A Welcome Boost for One Who Worked Her Way Up
This is the third in a special series of Einstein Untold profiles in celebration of Women’s History Month. The featured women are innovators. They pursue unlikely dreams. They’re stand-outs with spirit and strength and stand-ins for all the women of Einstein Healthcare Network.
For most of her life, Debbie Young has made her own luck. She was a high school dropout who took jobs that were a stretch, and grew into them. Her dedication and work ethic gathered mentors along the way – and that has proven lucky, too.
Young is now the practice manager of the Department of Ophthalmology at Einstein Medical Center Philadelphia and Einstein Medical Center Elkins Park. She always wanted to be in the medical field and, after getting her GED, started taking college classes at night.
No matter that Young is now 57, a mother and grandmother, the caretaker of her own ailing mother, and has a full-time job. With student loans and financial aid from Einstein, she started taking courses at DeVry University in 2015. One class at a time. Straight A’s.
“As tiring as it was for me to work my eight- to 10-hour days, I’d drive home, take off my day clothes, put on my pajamas and fire up my laptop,” she says.
‘Something Woke Up in Me’
The classes not only offered Young the opportunity to complete her education, but they awakened a thirst for knowledge and a capacity for learning she didn’t know she had.
“Once I started taking classes, something woke up in me,” she says. “I started channeling this brain. If I only knew earlier what I was capable of, I would have done this a long time ago.”
Young quit school when she was 18, got married and had children. When she later returned to work, she went from part-time medical receptionist at a physician’s practice to full-time ophthalmology technician at Einstein, each time propelled to the next level by managers who appreciated her work.
When the office supervisor in ophthalmology left and the position was eliminated, she stepped into the role without the title. “I’m not just going to sit back and let things go,” she says. “I step up to the plate to make patients and employees within the department happy.” Her effort was very much appreciated by Vincent Young, MD, Chairman of the Department of Ophthalmology (no relation to Debbie Young), who became her “biggest mentor.”
“When he saw that I had grown into a leadership position, he mentored me into becoming a leader: how I should act, how I should present myself, what I needed to learn at school, how to be an administrator,” she says.
Financial Problems – and a Solution
And then, last year, a series of misfortunes struck.
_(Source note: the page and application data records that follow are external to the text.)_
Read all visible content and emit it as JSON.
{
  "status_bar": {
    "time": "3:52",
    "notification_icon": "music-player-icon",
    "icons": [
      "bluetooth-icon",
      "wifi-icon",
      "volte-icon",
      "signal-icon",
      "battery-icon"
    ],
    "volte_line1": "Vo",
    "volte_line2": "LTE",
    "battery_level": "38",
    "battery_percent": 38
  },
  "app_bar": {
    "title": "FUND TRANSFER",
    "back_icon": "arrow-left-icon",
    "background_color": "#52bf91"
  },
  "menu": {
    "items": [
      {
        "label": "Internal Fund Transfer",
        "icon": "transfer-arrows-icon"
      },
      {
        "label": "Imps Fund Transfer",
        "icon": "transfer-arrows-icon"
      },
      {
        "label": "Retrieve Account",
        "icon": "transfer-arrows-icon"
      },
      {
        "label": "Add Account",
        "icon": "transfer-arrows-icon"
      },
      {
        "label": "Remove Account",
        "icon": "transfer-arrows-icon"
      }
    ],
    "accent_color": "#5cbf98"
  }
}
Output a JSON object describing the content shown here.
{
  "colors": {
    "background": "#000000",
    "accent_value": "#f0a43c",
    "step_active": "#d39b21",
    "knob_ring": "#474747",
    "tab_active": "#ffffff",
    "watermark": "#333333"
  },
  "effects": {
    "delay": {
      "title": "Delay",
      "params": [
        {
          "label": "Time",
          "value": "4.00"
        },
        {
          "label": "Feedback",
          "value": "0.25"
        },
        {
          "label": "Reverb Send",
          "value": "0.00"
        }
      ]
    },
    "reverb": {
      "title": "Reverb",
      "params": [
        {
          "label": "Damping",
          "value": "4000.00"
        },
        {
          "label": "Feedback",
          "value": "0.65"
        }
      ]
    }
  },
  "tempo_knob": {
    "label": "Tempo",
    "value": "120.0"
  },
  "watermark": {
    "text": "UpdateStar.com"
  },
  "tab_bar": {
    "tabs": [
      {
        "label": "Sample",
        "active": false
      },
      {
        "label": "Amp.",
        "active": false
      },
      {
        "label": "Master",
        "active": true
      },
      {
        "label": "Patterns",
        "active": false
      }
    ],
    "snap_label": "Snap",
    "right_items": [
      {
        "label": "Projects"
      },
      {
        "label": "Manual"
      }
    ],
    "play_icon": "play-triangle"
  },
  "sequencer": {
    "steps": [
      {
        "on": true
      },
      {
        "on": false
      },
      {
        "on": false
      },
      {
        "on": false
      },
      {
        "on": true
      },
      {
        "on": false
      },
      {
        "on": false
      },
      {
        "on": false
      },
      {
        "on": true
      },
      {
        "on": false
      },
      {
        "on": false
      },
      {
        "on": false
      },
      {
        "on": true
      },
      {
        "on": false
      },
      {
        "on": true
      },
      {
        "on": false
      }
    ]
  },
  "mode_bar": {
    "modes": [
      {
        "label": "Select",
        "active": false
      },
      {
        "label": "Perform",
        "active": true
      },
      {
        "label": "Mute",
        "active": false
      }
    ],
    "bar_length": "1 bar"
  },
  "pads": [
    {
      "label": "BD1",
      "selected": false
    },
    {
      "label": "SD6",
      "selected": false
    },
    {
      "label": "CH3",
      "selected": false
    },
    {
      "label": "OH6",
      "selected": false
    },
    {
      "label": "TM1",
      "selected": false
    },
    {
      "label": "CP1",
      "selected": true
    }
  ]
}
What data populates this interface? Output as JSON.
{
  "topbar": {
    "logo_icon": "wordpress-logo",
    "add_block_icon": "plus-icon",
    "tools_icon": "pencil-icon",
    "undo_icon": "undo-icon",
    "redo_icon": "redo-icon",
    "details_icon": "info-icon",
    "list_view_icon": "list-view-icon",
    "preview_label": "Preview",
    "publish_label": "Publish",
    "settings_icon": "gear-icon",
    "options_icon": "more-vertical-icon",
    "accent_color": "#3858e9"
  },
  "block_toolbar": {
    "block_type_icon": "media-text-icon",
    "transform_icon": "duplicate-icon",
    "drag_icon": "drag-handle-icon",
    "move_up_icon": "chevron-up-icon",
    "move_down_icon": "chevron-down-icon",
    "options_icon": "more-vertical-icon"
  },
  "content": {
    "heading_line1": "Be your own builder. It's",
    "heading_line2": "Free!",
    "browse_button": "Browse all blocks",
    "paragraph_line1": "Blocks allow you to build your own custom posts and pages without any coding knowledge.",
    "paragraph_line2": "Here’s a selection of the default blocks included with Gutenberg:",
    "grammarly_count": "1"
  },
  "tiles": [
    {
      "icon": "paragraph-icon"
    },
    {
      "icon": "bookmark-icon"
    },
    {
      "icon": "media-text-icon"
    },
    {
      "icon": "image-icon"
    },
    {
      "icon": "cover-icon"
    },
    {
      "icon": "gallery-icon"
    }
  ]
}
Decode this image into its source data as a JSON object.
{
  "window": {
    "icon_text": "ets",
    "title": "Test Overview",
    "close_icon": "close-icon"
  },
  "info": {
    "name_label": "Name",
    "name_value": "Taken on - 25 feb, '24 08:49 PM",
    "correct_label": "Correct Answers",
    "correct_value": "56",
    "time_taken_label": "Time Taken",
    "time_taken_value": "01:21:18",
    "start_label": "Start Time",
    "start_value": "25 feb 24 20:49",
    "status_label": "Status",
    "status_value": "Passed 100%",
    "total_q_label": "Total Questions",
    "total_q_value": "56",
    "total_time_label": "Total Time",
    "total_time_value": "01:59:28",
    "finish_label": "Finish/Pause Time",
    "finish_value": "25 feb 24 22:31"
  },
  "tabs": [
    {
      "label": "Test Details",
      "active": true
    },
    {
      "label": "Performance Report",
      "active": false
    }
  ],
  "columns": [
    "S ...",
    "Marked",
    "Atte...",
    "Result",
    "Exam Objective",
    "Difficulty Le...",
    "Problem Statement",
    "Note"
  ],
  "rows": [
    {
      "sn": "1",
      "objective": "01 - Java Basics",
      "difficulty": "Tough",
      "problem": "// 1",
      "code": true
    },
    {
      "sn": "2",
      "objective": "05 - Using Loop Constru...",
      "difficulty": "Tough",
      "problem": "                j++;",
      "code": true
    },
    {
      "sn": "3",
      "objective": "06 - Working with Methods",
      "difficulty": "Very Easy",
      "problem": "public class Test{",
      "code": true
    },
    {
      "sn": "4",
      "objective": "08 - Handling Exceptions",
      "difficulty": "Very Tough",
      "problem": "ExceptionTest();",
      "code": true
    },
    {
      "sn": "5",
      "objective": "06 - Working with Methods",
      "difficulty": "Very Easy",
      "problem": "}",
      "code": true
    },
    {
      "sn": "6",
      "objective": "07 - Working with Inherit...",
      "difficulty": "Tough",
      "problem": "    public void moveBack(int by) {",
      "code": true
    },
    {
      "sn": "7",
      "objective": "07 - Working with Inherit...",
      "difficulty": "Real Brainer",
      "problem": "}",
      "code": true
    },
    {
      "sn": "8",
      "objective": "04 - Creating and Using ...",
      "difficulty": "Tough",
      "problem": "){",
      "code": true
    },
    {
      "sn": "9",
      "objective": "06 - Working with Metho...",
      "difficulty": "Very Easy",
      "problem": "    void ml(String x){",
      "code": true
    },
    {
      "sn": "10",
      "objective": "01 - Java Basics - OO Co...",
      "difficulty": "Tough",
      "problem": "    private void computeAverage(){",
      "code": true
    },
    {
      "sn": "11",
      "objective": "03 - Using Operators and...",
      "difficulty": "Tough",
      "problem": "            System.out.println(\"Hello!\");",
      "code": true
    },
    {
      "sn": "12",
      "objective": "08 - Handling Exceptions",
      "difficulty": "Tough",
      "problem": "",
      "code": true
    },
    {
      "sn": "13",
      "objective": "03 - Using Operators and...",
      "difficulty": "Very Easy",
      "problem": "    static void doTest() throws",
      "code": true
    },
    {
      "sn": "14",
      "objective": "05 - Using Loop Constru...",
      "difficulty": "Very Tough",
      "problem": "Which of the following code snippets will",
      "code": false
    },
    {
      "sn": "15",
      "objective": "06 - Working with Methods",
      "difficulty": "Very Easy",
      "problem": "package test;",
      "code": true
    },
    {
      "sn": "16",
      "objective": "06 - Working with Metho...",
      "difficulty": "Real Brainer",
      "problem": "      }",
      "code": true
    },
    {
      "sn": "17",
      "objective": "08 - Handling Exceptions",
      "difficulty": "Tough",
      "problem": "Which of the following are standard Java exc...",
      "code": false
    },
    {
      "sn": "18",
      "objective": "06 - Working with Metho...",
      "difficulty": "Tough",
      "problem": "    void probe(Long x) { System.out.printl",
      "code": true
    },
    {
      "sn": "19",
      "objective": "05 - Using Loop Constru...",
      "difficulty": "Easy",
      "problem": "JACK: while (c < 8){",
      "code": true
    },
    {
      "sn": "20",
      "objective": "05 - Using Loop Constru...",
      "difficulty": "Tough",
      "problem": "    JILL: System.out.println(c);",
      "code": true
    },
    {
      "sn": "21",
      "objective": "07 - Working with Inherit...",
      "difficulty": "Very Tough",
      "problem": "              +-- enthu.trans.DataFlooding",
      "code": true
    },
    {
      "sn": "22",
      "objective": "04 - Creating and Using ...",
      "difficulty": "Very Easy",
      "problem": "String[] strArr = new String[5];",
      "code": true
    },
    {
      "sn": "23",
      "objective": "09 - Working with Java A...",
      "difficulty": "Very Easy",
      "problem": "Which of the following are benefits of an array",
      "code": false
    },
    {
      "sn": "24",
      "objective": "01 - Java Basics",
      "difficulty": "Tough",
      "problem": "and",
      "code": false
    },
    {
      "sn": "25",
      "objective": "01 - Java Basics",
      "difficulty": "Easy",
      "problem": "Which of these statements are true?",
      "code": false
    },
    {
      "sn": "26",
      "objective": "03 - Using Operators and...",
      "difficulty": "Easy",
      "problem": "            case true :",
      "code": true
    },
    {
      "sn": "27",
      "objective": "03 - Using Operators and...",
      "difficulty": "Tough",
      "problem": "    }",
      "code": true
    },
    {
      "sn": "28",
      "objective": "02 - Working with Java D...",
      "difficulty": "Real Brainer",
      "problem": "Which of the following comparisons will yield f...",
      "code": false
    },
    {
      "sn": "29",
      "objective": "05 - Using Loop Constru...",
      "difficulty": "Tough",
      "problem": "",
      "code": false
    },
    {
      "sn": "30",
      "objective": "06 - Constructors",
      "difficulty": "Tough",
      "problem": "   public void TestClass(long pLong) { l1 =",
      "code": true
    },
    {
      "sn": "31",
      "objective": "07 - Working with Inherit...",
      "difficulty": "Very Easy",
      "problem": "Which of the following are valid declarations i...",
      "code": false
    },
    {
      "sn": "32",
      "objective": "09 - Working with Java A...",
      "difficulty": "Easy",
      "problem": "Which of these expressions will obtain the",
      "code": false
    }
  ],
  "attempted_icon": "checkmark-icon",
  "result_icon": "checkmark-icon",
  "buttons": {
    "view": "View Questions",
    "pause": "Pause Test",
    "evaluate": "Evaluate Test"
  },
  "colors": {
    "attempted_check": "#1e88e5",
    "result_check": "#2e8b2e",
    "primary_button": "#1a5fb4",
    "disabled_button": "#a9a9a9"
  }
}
Young’s government education grant ran out and she could no longer afford tuition.
Young and her husband, Michael, had bought a bigger house so her brother and her ailing mother could move in with them “Finances have been very hard because of taking on a bigger home and the responsibilities of taking care of a sick mom,” Young says. Michael, who’s retired from the US Navy, was out of work for a year after they moved into the new house. He finally found a job, but COVID substantially cut into his hours.
Young had to stop taking classes in June of 2020. “I was so upset,” she says. “As old as I am, I don’t want to just end where I’m at. I’m compelled to finish.”
In January, Young learned about a $5,000 Paradigm Scholarship for Working Women from the Philadelphia Chamber of Commerce. Sasha Voce, Einstein’s Laboratory Director and the administrator of Young’s department, encouraged her to apply.
“Sasha has been pushing me to go back to school,” Young says. Voce helped Young craft the admission essay, pushing her beyond her usual modesty to stress her accomplishments and the reasons she deserved the scholarship.
On February 4 – Young’s beloved late grandmother’s birthday – Young was notified she received the scholarship. She’s now enrolled back in class at the Keller Graduate School of Management at DeVry University and is scheduled to complete classes in May of 2022.
“Einstein has been good to me for 20 years,” she says, “and I want to be an administrator here, and pay them back.” With the luck of her own making, the support of her husband and family, and the friends she’s made along the way, that’s not even a stretch.